(Element data from apps and pages)
- - - - - - -

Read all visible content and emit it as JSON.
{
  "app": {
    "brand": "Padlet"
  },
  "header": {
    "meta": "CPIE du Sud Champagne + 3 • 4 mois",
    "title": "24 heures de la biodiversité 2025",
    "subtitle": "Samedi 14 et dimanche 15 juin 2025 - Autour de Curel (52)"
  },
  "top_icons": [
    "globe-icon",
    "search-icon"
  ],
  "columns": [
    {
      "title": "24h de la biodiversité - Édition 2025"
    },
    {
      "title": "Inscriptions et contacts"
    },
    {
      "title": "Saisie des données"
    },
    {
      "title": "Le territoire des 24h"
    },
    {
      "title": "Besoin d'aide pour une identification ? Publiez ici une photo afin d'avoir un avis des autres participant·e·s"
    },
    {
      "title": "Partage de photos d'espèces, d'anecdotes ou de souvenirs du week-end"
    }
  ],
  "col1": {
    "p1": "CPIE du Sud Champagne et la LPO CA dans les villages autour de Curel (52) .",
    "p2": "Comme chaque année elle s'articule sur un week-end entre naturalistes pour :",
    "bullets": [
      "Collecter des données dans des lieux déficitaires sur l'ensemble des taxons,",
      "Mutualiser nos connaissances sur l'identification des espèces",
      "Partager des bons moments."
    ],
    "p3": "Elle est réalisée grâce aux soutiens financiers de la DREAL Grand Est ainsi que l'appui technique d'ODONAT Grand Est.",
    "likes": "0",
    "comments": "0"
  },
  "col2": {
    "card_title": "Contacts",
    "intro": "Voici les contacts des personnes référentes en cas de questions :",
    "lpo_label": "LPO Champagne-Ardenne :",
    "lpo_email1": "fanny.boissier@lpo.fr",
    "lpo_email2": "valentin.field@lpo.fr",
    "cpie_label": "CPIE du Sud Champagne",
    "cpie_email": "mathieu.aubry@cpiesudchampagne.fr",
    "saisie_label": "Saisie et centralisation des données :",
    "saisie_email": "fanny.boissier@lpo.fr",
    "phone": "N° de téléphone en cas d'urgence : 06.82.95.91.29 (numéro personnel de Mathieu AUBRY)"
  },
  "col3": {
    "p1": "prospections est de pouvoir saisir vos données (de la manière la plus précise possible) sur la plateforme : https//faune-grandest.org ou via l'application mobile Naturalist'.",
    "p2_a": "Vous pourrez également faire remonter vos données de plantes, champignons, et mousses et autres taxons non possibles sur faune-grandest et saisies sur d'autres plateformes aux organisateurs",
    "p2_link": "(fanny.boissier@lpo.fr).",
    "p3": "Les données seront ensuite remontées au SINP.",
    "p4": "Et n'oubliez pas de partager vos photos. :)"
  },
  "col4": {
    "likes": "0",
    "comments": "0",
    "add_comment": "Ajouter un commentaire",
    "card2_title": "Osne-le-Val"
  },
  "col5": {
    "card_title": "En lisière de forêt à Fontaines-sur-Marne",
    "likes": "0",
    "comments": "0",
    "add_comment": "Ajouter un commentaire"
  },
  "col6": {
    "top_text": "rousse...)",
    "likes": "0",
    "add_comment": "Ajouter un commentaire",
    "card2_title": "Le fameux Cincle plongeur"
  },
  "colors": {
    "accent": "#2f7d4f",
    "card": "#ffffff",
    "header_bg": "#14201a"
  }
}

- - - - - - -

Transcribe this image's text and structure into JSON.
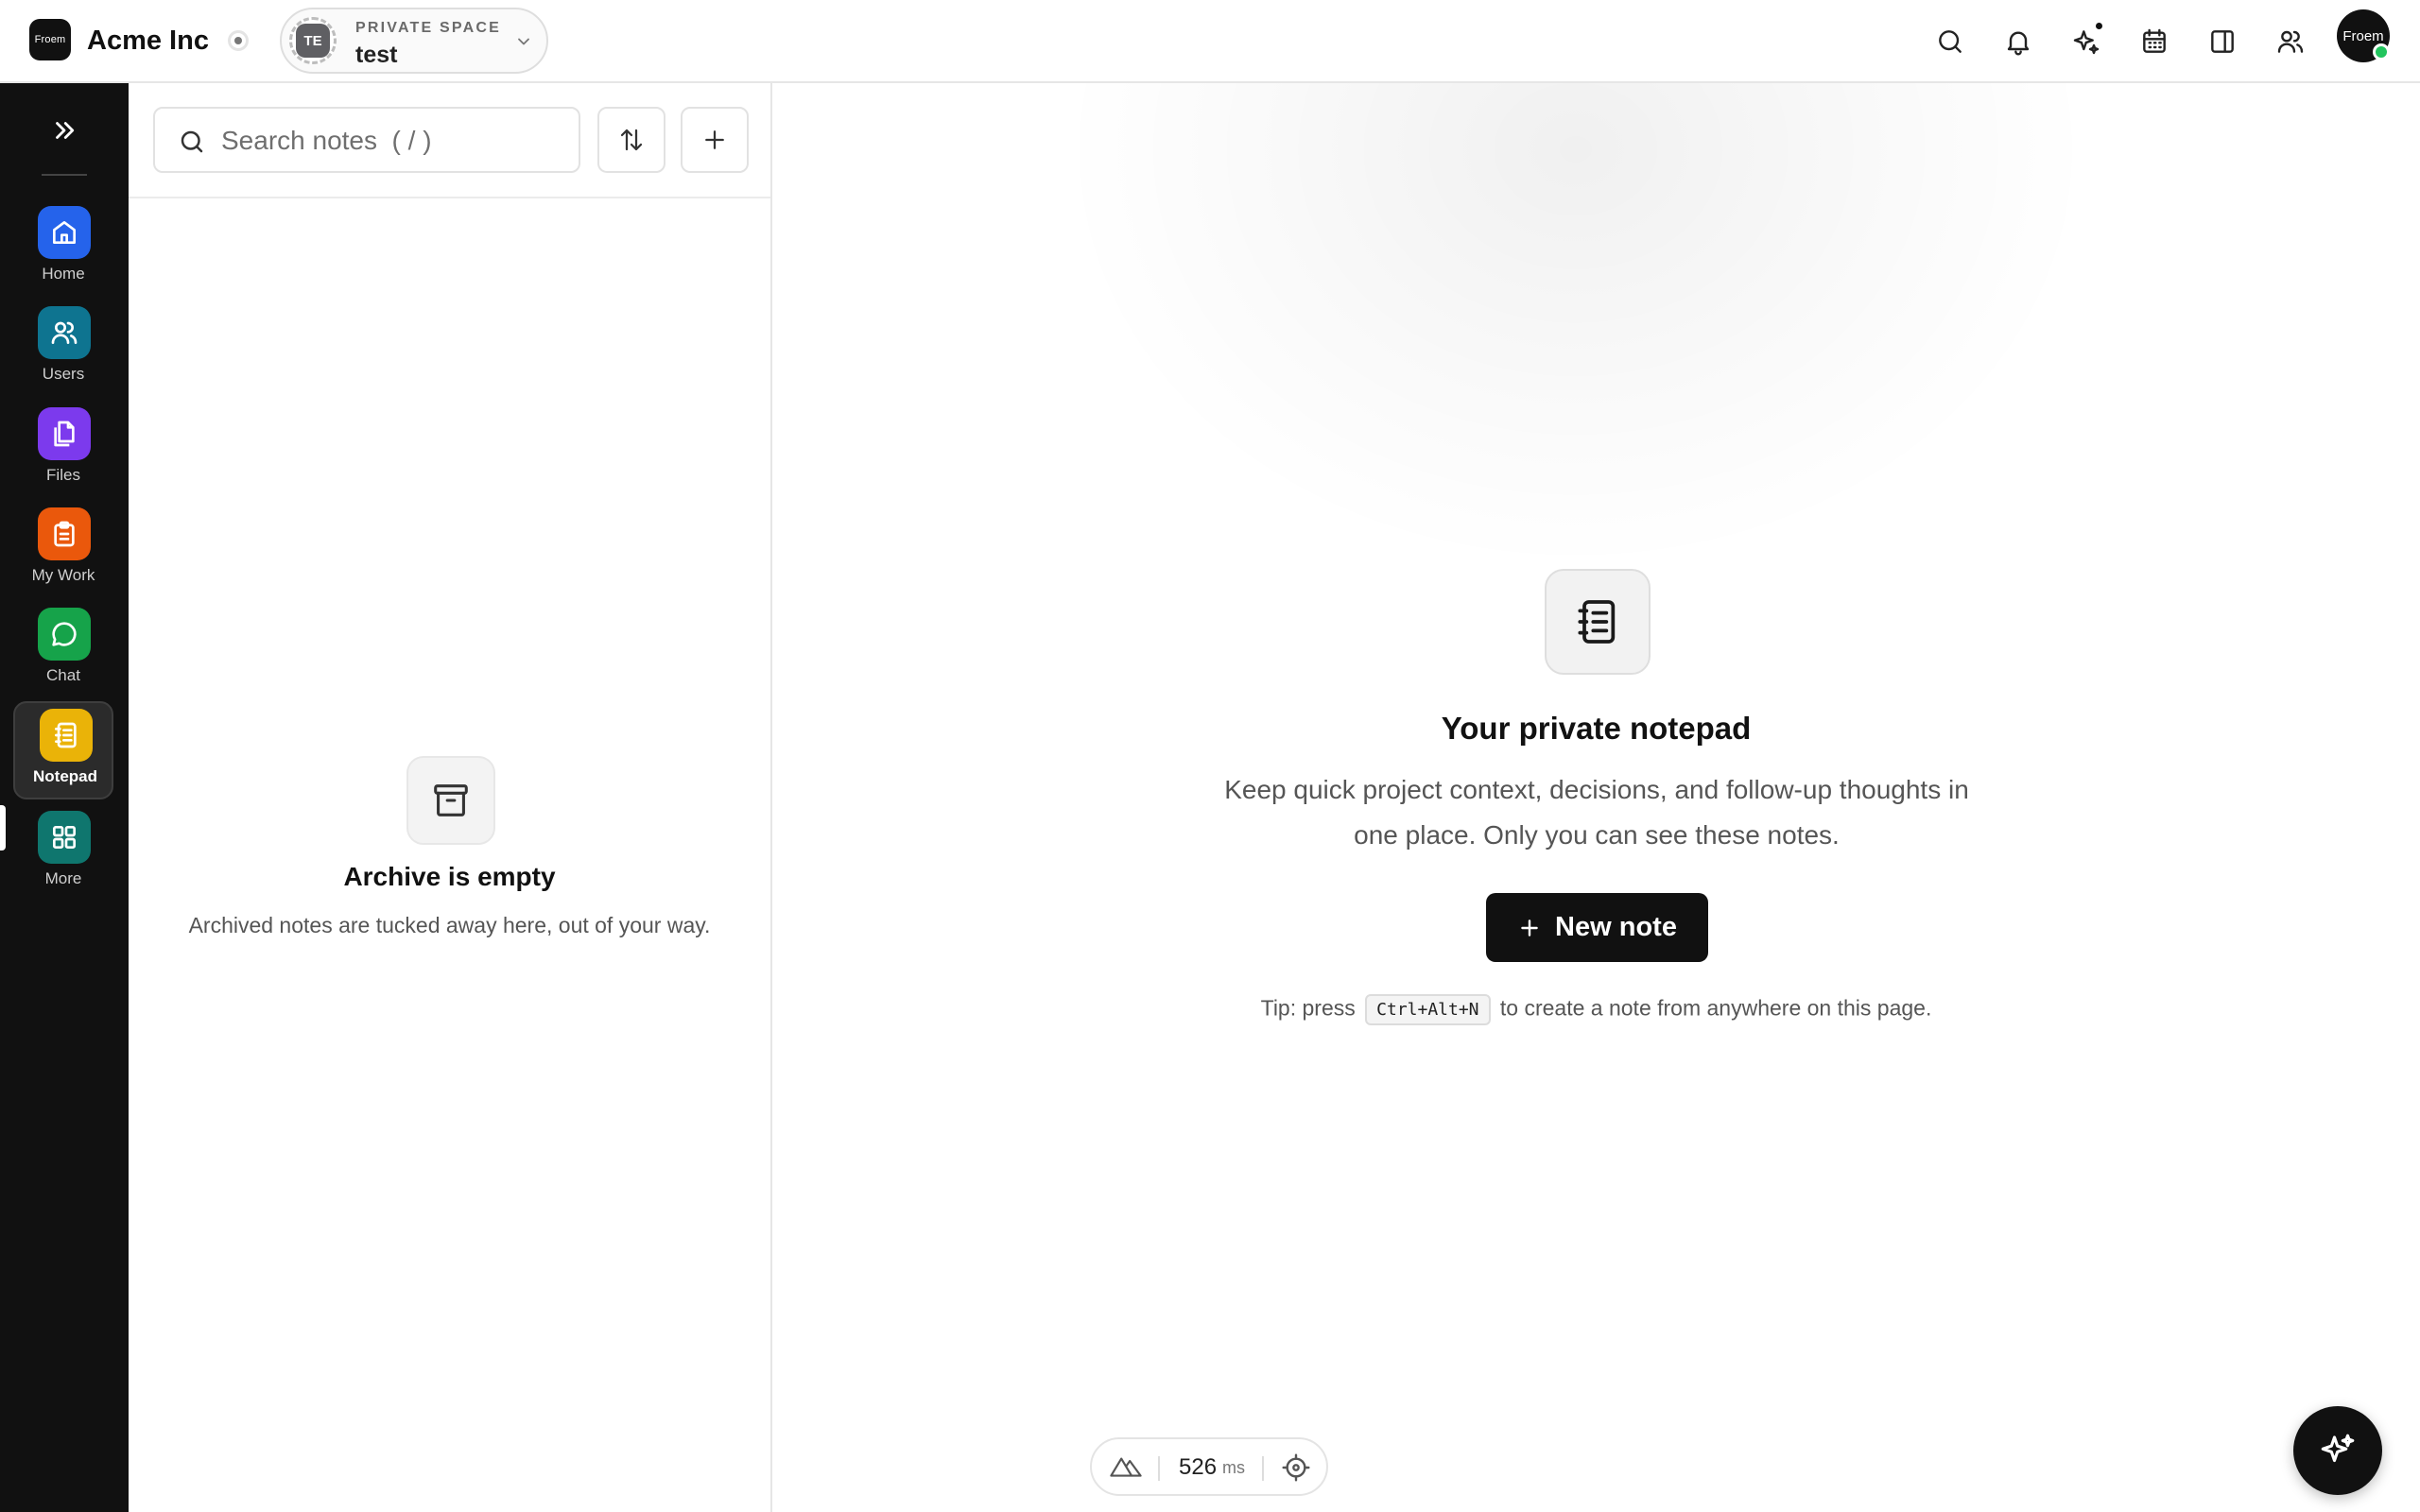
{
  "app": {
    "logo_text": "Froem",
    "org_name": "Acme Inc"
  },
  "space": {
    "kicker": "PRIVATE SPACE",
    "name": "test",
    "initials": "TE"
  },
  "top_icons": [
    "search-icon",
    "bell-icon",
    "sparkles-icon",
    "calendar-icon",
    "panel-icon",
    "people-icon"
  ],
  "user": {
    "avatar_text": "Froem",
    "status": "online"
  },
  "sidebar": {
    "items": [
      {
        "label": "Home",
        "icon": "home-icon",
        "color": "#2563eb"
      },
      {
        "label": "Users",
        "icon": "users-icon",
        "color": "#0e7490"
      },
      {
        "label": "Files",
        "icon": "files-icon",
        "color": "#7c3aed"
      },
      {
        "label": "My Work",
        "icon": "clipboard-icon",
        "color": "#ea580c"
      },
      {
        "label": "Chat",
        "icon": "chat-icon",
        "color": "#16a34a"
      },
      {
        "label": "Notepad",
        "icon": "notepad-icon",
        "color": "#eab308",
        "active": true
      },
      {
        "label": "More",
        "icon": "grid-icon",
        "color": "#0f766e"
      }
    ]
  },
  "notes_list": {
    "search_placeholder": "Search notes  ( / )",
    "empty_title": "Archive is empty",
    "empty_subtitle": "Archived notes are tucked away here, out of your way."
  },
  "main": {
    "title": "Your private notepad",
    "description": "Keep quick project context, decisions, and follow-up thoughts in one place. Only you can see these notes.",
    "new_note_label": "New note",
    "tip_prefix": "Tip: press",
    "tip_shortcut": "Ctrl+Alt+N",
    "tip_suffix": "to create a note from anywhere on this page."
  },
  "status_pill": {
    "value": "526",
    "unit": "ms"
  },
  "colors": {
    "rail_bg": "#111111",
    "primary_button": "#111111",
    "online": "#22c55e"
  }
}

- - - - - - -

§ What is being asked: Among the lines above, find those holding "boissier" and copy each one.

§ Answer to the problem:
    "lpo_email1": "fanny.boissier@lpo.fr",
    "saisie_email": "fanny.boissier@lpo.fr",
    "p2_link": "(fanny.boissier@lpo.fr).",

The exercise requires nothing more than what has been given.